Each line below should be copied exactly as it stands.

BEGIN MATERIAL FOR THIS TASK

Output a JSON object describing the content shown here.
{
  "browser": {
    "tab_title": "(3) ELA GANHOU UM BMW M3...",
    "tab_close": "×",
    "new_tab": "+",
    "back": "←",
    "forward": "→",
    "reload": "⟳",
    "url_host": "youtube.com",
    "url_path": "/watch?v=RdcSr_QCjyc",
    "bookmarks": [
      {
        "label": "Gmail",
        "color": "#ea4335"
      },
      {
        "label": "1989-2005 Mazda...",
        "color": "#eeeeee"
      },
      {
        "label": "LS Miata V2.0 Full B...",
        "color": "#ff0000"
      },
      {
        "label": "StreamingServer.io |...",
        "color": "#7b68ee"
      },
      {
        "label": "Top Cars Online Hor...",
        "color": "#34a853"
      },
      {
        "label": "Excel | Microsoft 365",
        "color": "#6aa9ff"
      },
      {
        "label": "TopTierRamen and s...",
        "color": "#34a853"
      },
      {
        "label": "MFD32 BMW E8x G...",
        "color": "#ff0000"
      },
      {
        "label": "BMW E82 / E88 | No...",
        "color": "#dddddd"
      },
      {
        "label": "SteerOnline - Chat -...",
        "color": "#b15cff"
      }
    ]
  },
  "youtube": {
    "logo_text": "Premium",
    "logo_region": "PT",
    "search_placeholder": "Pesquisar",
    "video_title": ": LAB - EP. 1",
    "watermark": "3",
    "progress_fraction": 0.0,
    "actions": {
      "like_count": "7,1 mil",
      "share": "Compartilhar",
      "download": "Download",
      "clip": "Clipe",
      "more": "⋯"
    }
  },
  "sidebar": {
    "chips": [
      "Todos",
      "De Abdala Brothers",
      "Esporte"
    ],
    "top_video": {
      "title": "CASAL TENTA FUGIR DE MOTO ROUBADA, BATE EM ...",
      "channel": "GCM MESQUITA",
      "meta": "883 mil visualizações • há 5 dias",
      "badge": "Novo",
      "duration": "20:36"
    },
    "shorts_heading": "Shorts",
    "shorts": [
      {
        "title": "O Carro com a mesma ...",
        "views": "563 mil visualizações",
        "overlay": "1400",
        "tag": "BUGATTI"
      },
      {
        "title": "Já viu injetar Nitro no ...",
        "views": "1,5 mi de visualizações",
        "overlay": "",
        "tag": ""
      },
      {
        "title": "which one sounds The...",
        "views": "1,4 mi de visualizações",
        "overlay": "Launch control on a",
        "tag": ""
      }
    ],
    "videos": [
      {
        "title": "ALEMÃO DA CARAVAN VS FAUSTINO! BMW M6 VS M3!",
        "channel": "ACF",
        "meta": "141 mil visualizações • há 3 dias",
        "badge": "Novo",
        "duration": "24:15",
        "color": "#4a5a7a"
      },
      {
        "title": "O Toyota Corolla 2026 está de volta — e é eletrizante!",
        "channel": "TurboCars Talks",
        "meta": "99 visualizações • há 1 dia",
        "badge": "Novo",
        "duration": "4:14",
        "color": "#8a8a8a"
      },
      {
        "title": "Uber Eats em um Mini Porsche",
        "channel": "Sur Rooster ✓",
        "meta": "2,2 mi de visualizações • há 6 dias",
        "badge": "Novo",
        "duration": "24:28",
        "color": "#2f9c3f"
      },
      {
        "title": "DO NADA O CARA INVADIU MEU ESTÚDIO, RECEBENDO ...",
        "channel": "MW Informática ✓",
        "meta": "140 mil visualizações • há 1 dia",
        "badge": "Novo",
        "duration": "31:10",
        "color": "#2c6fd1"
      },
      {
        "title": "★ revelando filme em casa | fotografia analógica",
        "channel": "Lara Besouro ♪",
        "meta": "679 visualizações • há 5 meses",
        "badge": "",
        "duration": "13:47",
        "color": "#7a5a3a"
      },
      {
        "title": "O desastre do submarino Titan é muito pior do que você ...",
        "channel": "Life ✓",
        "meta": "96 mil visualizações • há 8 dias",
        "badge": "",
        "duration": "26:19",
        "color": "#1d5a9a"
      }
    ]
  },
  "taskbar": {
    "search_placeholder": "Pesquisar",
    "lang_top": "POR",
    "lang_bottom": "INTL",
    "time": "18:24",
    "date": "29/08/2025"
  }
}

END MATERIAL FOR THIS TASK

THE ANSWER:
Output a JSON object describing the content shown here.
{
  "browser": {
    "tab_title": "(3) ELA GANHOU UM BMW M3...",
    "tab_close": "×",
    "new_tab": "+",
    "back": "←",
    "forward": "→",
    "reload": "⟳",
    "url_host": "youtube.com",
    "url_path": "/watch?v=RdcSr_QCjyc",
    "bookmarks": [
      {
        "label": "Gmail",
        "color": "#ea4335"
      },
      {
        "label": "1989-2005 Mazda...",
        "color": "#eeeeee"
      },
      {
        "label": "LS Miata V2.0 Full B...",
        "color": "#ff0000"
      },
      {
        "label": "StreamingServer.io |...",
        "color": "#7b68ee"
      },
      {
        "label": "Top Cars Online Hor...",
        "color": "#34a853"
      },
      {
        "label": "Excel | Microsoft 365",
        "color": "#6aa9ff"
      },
      {
        "label": "TopTierRamen and s...",
        "color": "#34a853"
      },
      {
        "label": "MFD32 BMW E8x G...",
        "color": "#ff0000"
      },
      {
        "label": "BMW E82 / E88 | No...",
        "color": "#dddddd"
      },
      {
        "label": "SteerOnline - Chat -...",
        "color": "#b15cff"
      }
    ]
  },
  "youtube": {
    "logo_text": "Premium",
    "logo_region": "PT",
    "search_placeholder": "Pesquisar",
    "video_title": ": LAB - EP. 1",
    "watermark": "3",
    "progress_fraction": 0.0,
    "actions": {
      "like_count": "7,1 mil",
      "share": "Compartilhar",
      "download": "Download",
      "clip": "Clipe",
      "more": "⋯"
    }
  },
  "sidebar": {
    "chips": [
      "Todos",
      "De Abdala Brothers",
      "Esporte"
    ],
    "top_video": {
      "title": "CASAL TENTA FUGIR DE MOTO ROUBADA, BATE EM ...",
      "channel": "GCM MESQUITA",
      "meta": "883 mil visualizações • há 5 dias",
      "badge": "Novo",
      "duration": "20:36"
    },
    "shorts_heading": "Shorts",
    "shorts": [
      {
        "title": "O Carro com a mesma ...",
        "views": "563 mil visualizações",
        "overlay": "1400",
        "tag": "BUGATTI"
      },
      {
        "title": "Já viu injetar Nitro no ...",
        "views": "1,5 mi de visualizações",
        "overlay": "",
        "tag": ""
      },
      {
        "title": "which one sounds The...",
        "views": "1,4 mi de visualizações",
        "overlay": "Launch control on a",
        "tag": ""
      }
    ],
    "videos": [
      {
        "title": "ALEMÃO DA CARAVAN VS FAUSTINO! BMW M6 VS M3!",
        "channel": "ACF",
        "meta": "141 mil visualizações • há 3 dias",
        "badge": "Novo",
        "duration": "24:15",
        "color": "#4a5a7a"
      },
      {
        "title": "O Toyota Corolla 2026 está de volta — e é eletrizante!",
        "channel": "TurboCars Talks",
        "meta": "99 visualizações • há 1 dia",
        "badge": "Novo",
        "duration": "4:14",
        "color": "#8a8a8a"
      },
      {
        "title": "Uber Eats em um Mini Porsche",
        "channel": "Sur Rooster ✓",
        "meta": "2,2 mi de visualizações • há 6 dias",
        "badge": "Novo",
        "duration": "24:28",
        "color": "#2f9c3f"
      },
      {
        "title": "DO NADA O CARA INVADIU MEU ESTÚDIO, RECEBENDO ...",
        "channel": "MW Informática ✓",
        "meta": "140 mil visualizações • há 1 dia",
        "badge": "Novo",
        "duration": "31:10",
        "color": "#2c6fd1"
      },
      {
        "title": "★ revelando filme em casa | fotografia analógica",
        "channel": "Lara Besouro ♪",
        "meta": "679 visualizações • há 5 meses",
        "badge": "",
        "duration": "13:47",
        "color": "#7a5a3a"
      },
      {
        "title": "O desastre do submarino Titan é muito pior do que você ...",
        "channel": "Life ✓",
        "meta": "96 mil visualizações • há 8 dias",
        "badge": "",
        "duration": "26:19",
        "color": "#1d5a9a"
      }
    ]
  },
  "taskbar": {
    "search_placeholder": "Pesquisar",
    "lang_top": "POR",
    "lang_bottom": "INTL",
    "time": "18:24",
    "date": "29/08/2025"
  }
}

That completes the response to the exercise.